### Exercise aim
Whenever the string "SEGURIDAD" appears in a line below, please copy the line out.

### Data about app and page elements
* * *
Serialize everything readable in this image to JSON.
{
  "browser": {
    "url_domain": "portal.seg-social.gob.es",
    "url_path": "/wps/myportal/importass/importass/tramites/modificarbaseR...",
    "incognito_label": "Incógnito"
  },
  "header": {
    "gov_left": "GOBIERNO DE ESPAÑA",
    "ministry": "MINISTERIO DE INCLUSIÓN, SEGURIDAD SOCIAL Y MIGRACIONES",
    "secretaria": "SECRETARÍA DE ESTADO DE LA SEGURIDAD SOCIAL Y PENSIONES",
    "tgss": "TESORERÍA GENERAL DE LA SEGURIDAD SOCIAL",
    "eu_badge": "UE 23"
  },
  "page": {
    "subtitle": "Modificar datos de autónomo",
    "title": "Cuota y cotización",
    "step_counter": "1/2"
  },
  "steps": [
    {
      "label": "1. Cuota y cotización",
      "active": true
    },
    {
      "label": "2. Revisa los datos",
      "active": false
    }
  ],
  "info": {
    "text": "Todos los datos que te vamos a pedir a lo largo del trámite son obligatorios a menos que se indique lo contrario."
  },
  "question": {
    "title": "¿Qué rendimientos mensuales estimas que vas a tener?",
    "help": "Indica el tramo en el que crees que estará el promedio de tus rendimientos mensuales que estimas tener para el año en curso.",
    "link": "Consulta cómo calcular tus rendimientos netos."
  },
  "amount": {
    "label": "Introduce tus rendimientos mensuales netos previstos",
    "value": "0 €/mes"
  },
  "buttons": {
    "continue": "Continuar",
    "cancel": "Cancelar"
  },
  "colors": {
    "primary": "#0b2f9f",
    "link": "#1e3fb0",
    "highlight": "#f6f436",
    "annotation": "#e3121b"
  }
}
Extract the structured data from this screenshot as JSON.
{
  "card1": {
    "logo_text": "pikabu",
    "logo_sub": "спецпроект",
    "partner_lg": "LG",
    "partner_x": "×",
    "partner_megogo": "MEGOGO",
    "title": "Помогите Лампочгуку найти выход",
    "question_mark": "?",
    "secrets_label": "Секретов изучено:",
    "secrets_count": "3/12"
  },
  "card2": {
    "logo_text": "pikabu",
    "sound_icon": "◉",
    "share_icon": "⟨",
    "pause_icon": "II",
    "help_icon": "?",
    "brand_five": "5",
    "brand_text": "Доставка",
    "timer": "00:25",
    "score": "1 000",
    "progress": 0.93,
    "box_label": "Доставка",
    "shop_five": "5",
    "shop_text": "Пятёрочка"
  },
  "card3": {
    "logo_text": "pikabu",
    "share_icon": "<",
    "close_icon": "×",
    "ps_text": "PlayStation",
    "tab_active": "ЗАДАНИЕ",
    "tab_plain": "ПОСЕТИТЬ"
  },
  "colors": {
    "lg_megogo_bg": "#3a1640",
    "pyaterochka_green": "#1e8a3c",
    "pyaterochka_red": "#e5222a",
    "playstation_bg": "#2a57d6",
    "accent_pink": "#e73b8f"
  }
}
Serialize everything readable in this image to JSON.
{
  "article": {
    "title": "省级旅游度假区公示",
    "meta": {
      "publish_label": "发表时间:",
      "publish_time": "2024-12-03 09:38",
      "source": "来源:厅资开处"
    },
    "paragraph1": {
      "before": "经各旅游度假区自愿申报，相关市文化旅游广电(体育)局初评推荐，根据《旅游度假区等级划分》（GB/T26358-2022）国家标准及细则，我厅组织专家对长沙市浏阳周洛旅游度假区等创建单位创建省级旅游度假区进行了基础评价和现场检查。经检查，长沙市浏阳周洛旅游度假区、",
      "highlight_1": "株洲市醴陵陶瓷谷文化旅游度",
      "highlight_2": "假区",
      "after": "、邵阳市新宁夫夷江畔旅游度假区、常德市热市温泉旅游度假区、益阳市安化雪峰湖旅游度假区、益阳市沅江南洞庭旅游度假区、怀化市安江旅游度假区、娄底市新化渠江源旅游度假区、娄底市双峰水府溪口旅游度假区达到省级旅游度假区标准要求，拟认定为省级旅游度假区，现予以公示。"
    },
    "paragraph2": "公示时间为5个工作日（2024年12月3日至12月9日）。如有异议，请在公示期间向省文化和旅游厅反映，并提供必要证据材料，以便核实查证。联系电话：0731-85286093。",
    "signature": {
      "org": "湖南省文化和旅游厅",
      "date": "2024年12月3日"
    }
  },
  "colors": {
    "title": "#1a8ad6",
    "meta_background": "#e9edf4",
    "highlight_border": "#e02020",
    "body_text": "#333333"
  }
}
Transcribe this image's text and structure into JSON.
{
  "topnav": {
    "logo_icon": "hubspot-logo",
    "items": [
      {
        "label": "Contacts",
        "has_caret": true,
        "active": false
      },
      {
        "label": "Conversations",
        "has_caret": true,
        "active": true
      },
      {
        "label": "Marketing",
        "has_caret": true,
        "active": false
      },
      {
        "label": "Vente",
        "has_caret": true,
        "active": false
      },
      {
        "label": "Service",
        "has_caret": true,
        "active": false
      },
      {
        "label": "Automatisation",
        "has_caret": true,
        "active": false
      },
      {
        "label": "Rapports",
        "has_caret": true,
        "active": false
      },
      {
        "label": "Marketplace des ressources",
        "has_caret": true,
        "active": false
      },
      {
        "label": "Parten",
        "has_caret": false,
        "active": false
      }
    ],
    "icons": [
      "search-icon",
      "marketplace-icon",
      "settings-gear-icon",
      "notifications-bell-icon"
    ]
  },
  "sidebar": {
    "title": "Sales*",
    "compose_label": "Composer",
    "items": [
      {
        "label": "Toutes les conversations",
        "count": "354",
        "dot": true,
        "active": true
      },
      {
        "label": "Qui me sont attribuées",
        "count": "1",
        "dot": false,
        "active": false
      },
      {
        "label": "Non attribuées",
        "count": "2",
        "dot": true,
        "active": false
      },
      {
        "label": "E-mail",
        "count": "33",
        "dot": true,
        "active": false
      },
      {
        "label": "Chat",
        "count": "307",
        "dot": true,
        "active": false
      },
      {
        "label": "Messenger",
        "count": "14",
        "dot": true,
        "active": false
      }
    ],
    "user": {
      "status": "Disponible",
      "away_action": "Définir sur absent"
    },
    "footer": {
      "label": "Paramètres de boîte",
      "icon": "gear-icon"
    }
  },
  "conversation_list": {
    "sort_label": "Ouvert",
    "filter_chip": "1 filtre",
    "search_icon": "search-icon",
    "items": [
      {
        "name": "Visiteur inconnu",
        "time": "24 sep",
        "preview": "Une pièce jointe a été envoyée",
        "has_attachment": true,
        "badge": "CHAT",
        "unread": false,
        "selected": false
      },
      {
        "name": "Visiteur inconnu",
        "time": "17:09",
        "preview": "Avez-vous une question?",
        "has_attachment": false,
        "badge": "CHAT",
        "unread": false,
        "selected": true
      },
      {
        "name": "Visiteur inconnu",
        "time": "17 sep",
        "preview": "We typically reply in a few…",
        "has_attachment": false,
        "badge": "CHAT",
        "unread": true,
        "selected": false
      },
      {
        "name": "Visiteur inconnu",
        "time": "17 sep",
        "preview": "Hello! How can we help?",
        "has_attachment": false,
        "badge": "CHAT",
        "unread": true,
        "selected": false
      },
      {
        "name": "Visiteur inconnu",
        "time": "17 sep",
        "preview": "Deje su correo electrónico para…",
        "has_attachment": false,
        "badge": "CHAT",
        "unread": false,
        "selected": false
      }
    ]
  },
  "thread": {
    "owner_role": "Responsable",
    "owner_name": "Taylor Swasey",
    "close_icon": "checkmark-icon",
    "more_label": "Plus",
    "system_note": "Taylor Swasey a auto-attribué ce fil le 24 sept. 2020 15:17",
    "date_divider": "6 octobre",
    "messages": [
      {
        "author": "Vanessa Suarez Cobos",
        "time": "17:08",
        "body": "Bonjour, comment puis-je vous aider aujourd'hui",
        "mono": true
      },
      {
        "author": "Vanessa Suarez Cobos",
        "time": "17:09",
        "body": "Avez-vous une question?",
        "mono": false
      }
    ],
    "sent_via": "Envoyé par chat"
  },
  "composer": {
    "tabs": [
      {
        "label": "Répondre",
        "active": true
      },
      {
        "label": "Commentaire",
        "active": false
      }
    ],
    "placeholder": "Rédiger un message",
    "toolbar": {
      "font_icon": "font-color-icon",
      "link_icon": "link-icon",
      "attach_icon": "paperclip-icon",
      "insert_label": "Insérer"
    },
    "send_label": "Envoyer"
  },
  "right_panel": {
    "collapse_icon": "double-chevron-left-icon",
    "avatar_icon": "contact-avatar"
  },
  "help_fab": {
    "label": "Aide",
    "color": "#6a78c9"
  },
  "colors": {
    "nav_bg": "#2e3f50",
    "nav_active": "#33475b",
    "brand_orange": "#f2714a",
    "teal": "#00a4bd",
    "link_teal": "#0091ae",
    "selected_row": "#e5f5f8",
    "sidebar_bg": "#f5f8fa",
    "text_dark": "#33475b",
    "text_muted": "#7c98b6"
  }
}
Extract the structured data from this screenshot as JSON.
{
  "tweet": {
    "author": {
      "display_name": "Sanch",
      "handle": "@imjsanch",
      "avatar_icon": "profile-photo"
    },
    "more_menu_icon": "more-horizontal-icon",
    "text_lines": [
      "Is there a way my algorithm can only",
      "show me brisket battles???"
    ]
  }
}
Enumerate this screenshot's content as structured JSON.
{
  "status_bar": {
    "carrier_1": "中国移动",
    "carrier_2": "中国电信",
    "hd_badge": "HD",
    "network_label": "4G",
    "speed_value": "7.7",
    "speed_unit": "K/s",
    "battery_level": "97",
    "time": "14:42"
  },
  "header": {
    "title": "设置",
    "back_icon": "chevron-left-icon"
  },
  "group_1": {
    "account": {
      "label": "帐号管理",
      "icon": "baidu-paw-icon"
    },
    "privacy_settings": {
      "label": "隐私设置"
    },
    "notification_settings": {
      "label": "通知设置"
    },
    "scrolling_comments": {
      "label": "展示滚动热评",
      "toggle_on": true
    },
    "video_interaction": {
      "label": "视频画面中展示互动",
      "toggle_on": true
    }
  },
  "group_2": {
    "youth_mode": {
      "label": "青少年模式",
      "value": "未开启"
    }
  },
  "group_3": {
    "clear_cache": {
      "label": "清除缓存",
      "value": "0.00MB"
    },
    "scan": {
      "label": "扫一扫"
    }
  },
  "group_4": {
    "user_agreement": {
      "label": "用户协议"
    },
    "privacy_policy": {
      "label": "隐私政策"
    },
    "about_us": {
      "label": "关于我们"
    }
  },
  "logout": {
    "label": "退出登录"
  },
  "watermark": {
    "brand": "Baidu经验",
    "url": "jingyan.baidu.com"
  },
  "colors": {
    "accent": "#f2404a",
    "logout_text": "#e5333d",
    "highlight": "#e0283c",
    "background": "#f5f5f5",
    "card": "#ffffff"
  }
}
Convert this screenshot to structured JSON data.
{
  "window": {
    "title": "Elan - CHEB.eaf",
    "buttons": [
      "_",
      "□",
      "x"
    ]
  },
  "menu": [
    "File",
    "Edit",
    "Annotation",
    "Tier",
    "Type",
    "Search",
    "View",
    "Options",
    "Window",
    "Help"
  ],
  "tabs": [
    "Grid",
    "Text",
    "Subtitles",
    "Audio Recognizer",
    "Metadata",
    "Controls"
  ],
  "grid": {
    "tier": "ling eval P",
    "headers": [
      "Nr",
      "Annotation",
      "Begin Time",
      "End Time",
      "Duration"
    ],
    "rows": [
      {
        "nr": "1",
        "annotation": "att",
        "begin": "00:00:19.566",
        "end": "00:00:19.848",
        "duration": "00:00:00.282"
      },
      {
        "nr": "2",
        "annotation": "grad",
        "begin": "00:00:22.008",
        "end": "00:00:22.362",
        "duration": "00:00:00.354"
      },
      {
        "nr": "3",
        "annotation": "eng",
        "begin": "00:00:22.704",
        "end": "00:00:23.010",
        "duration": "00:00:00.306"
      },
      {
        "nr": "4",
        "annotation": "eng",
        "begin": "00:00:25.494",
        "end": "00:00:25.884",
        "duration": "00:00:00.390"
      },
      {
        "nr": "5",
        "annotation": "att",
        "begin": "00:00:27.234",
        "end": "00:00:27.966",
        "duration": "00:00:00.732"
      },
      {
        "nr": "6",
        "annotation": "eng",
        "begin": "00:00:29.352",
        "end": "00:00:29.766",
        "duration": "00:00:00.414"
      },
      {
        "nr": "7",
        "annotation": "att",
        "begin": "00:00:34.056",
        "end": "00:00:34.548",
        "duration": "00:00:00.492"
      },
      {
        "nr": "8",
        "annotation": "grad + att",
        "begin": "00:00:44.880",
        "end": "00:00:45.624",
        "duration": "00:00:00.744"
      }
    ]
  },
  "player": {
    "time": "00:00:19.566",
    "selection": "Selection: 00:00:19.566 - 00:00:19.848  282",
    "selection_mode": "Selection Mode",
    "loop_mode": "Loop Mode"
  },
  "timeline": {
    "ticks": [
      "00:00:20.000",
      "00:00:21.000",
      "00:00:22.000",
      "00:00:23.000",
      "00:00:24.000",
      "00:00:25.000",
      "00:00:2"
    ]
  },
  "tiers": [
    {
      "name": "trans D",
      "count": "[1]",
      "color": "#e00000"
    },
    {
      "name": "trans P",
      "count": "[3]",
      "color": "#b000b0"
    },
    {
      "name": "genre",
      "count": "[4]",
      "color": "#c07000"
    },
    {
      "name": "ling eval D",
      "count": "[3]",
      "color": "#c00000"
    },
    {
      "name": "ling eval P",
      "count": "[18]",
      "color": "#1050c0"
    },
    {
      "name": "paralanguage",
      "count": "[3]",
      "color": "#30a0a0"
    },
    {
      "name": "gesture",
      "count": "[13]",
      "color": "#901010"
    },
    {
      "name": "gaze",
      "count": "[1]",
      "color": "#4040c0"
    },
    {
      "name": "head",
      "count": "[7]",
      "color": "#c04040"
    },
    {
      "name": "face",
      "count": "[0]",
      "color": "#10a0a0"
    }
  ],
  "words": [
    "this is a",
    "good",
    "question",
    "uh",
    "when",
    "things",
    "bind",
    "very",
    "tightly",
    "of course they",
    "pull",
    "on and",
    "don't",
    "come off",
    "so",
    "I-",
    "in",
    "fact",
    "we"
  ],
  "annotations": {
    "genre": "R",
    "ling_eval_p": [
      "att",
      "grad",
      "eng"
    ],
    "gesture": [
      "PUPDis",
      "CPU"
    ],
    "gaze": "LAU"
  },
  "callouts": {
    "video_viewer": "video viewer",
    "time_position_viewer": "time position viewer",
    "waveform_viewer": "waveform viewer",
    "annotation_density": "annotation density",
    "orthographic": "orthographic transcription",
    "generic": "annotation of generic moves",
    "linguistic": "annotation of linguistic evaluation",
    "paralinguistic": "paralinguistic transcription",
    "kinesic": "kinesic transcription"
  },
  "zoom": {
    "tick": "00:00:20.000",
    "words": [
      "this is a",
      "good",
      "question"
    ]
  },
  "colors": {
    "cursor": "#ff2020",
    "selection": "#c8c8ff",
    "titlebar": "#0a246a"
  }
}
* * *
### Answer section
    "ministry": "MINISTERIO DE INCLUSIÓN, SEGURIDAD SOCIAL Y MIGRACIONES",
    "secretaria": "SECRETARÍA DE ESTADO DE LA SEGURIDAD SOCIAL Y PENSIONES",
    "tgss": "TESORERÍA GENERAL DE LA SEGURIDAD SOCIAL",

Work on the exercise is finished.